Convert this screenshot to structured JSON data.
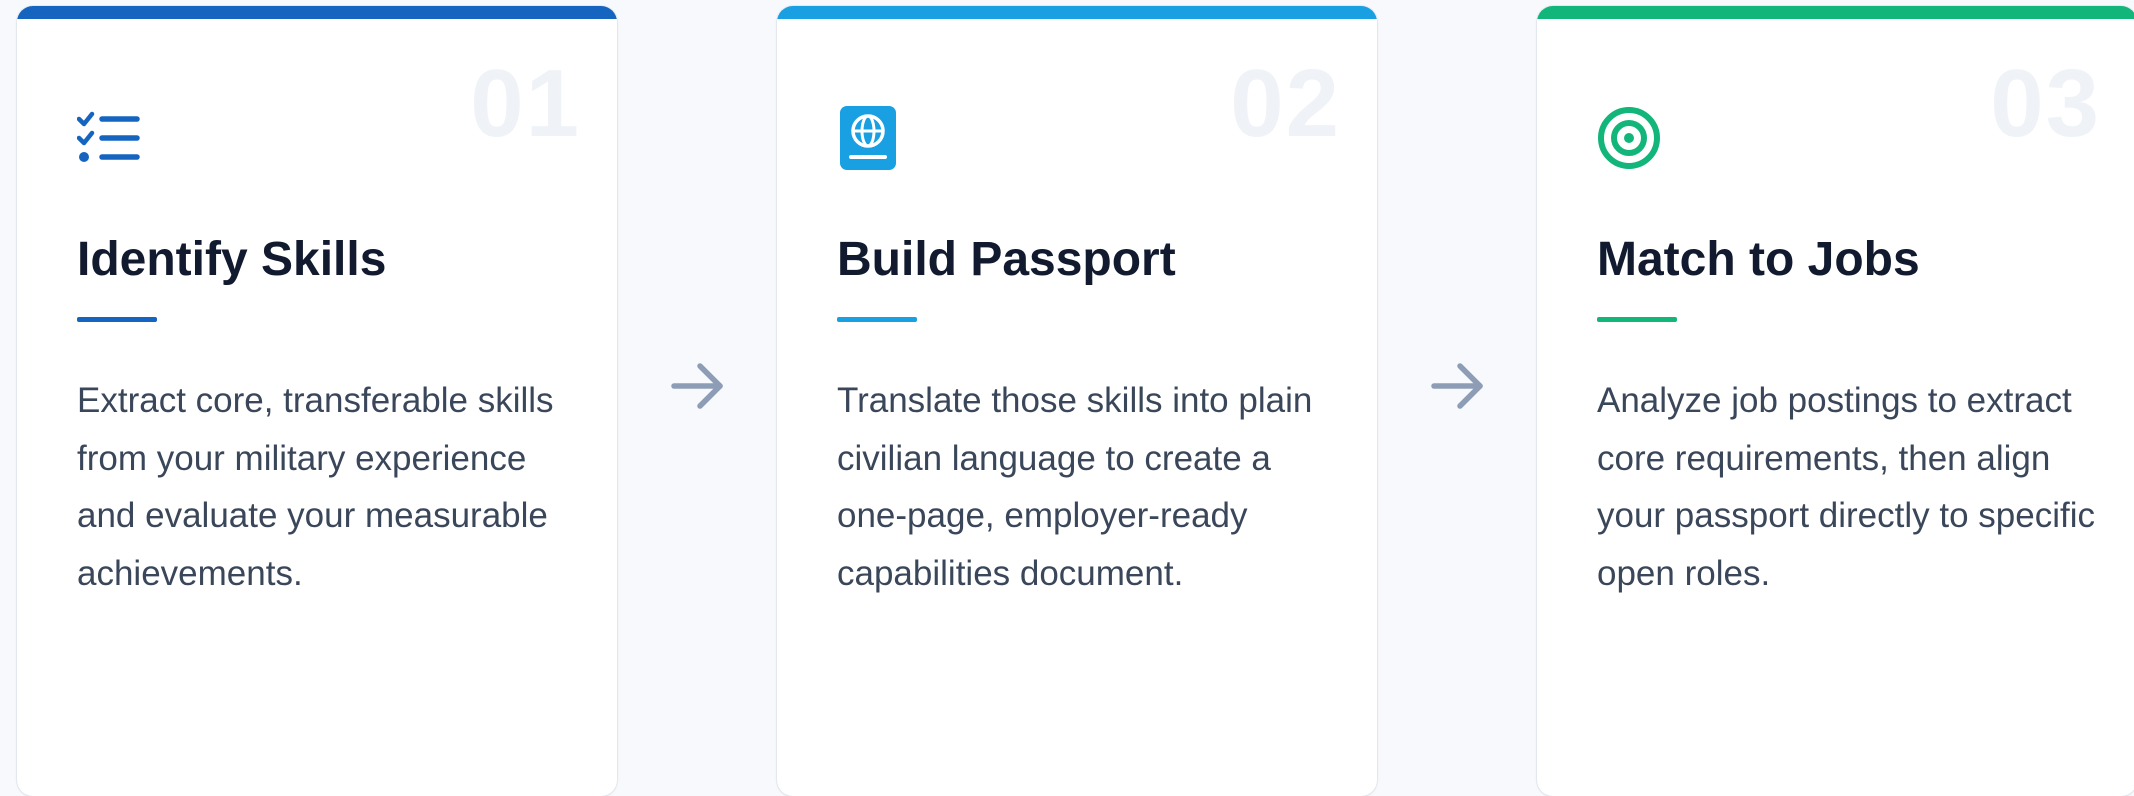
{
  "colors": {
    "card1_accent": "#1565c0",
    "card2_accent": "#18a0e2",
    "card3_accent": "#12b57a",
    "arrow": "#8d9db6"
  },
  "steps": [
    {
      "number": "01",
      "icon": "checklist-icon",
      "title": "Identify Skills",
      "description": "Extract core, transferable skills from your military experience and evaluate your measurable achievements."
    },
    {
      "number": "02",
      "icon": "passport-icon",
      "title": "Build Passport",
      "description": "Translate those skills into plain civilian language to create a one-page, employer-ready capabilities document."
    },
    {
      "number": "03",
      "icon": "target-icon",
      "title": "Match to Jobs",
      "description": "Analyze job postings to extract core requirements, then align your passport directly to specific open roles."
    }
  ]
}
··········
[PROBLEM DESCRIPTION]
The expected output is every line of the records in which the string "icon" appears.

[EXERCISE OUTPUT]
      "icon": "checklist-icon",
      "icon": "passport-icon",
      "icon": "target-icon",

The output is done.